Thoughts: Lopez is a little old for a prospect at 28, but the same was thought a couple of years ago about Francisco Vargas. The biggest setback for Lopez has obviously been the promotional and managerial problems that kept him out of the ring from March 2012 until March 2015.
In March 2012, he beat Gabriel Tolmajyan, his best win to date, and at 24, he was starting to look like a real prospect. But then he had the long layoff. And when he returned in 2015, he fought to an eight-round draw with Juan Carlos Martinez, a tough Mexican club fighter just good enough to expose the rustiness of Lopez's game.
To the credit of Lopez and Golden Boy, they did push him forward to shake the rust off. He was matched with Alfred Tetteh two months later, and knocked him out in the fifth round. He faced Jorge Diaz last August, and stopped him after nine rounds. In January, his last fight, he put away Carlos Valcarcel after seven.
If Lopez hadn't been forced to the sidelines for three years, who knows where he'd be right now? It's likely he'd have either been in a world title fight or been "exposed" in those three years. He's a little older than he'd like to be for where he's at in his career, but he's here, and he's in what should be his prime. It's up to Lopez now to make the moves forward.
Record: 16-0 (8 KO) ... Streak: W16 ... Last 5: 5-0 ... Last 10: 10-0 ... Stance: Southpaw ... Height/Reach: 5'7" / 69" ... Age: 23
Thoughts: The nephew of the late Genaro Hernandez, Ramirez has youth on his side, and has looked good since stepping up his competition a bit in his last three fights, barely losing a round against Christopher Martin, Hugo Partida, and Raul Hidalgo, all fights that went the full 10.

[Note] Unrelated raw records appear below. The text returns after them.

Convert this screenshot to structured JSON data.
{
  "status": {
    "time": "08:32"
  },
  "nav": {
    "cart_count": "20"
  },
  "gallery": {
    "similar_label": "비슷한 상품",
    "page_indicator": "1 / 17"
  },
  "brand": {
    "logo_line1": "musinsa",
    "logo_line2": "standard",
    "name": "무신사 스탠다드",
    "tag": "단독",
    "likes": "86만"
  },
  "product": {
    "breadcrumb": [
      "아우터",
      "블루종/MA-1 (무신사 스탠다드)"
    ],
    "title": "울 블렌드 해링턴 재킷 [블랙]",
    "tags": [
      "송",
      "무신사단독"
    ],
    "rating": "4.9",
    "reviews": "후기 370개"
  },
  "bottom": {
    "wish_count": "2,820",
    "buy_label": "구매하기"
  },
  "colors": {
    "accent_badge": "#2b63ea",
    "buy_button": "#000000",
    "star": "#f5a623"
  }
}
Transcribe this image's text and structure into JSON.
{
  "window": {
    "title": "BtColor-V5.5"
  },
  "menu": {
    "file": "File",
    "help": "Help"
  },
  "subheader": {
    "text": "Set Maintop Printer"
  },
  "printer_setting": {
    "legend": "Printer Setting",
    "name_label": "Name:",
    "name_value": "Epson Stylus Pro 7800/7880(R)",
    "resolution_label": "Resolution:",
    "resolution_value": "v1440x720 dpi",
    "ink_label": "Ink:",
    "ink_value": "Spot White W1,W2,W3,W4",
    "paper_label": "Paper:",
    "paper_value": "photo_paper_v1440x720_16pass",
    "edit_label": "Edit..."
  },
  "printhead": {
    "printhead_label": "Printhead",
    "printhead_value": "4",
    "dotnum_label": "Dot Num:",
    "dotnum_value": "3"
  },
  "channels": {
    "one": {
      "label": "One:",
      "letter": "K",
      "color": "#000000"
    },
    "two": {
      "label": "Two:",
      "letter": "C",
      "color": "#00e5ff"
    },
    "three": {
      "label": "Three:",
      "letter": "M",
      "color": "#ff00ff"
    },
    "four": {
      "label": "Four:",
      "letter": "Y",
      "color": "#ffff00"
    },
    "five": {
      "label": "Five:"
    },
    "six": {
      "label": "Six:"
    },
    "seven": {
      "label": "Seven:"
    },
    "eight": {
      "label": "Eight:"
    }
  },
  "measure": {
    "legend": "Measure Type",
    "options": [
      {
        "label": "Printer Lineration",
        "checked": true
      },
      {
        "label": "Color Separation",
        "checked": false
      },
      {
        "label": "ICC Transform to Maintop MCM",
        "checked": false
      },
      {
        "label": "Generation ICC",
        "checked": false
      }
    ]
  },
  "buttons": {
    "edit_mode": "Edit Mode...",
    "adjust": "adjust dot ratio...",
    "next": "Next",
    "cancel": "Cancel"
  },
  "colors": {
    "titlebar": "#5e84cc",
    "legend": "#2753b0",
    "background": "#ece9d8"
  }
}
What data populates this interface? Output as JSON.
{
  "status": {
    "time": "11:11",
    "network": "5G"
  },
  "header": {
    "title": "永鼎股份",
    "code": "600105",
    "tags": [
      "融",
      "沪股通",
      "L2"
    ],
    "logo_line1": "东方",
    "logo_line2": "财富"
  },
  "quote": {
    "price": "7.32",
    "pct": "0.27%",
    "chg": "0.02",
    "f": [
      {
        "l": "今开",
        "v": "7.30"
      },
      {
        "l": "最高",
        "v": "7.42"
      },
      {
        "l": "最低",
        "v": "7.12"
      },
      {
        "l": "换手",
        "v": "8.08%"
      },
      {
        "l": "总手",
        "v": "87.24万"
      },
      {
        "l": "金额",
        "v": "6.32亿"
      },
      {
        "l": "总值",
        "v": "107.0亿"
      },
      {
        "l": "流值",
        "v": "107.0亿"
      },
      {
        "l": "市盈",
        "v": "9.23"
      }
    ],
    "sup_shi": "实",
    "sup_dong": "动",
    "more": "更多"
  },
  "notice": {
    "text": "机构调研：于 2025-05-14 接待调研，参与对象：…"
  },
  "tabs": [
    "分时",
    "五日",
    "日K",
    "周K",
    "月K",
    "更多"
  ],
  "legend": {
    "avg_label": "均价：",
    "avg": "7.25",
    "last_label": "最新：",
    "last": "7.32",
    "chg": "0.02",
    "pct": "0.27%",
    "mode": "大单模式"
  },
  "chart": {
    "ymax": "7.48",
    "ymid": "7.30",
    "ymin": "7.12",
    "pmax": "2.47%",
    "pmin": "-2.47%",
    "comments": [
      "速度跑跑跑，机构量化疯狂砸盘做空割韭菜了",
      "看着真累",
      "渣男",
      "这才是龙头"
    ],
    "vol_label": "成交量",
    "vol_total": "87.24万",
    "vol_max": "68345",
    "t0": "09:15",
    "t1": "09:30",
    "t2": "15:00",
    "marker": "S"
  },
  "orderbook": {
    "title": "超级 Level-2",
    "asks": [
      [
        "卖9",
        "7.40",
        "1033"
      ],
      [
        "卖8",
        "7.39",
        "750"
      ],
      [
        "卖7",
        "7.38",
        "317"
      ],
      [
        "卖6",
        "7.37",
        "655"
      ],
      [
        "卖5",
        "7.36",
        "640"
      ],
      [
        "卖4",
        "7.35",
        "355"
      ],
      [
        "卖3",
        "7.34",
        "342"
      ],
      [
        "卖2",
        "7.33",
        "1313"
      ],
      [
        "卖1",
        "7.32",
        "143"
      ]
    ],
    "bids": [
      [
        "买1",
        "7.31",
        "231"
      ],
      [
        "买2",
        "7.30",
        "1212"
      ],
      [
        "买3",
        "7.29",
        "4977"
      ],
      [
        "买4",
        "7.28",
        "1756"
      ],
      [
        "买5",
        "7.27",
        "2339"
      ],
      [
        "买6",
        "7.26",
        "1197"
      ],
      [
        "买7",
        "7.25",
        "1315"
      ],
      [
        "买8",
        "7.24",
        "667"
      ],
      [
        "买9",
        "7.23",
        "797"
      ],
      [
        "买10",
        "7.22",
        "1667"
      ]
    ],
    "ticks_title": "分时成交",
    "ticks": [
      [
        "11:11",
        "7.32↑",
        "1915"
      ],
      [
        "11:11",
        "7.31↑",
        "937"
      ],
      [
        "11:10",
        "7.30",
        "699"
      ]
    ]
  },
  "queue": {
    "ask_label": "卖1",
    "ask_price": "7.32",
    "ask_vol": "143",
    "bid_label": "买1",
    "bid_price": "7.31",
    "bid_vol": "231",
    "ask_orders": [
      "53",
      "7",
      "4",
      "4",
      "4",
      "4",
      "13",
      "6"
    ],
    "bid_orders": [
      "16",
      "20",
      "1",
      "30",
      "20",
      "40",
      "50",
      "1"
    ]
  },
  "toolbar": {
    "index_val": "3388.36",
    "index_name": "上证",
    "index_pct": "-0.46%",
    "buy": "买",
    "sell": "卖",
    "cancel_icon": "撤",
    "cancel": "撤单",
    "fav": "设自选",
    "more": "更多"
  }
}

Ramirez's power may be a bit of a concern going up to a higher level. He's not a big puncher -- of these two, Lopez is definitely the harder hitter -- but he's got some skills, and has shown some nice body work in past fights, too, which is something I always like to see. He was a good amateur, with a reported record of 73-5, and fought a lot of guys who are now pro prospects, including Joseph Diaz Jr, Saul Rodriguez, Erick De Leon, and Gary Russell's brother, Antonio.
It's worth noting that Ramirez missed weight in January when he beat Christopher Martin, that fight going on as scheduled anyway. Ramirez was a full pound-and-a-half over the 126-pound limit, and there was some consideration given to moving up to super featherweight after that. But for now, he's staying at 126, or is going to try to, anyway.
Matchup Grade: B. Nothing wrong with the matchup, which is sort of a high-level ShoBox style main event, or an old school HBO Boxing After Dark co-feature type of fight. Two prospects making their debuts on the big stage. Will it be a great action fight? I'm not sure, but the StubHub Magic won't hurt our chances.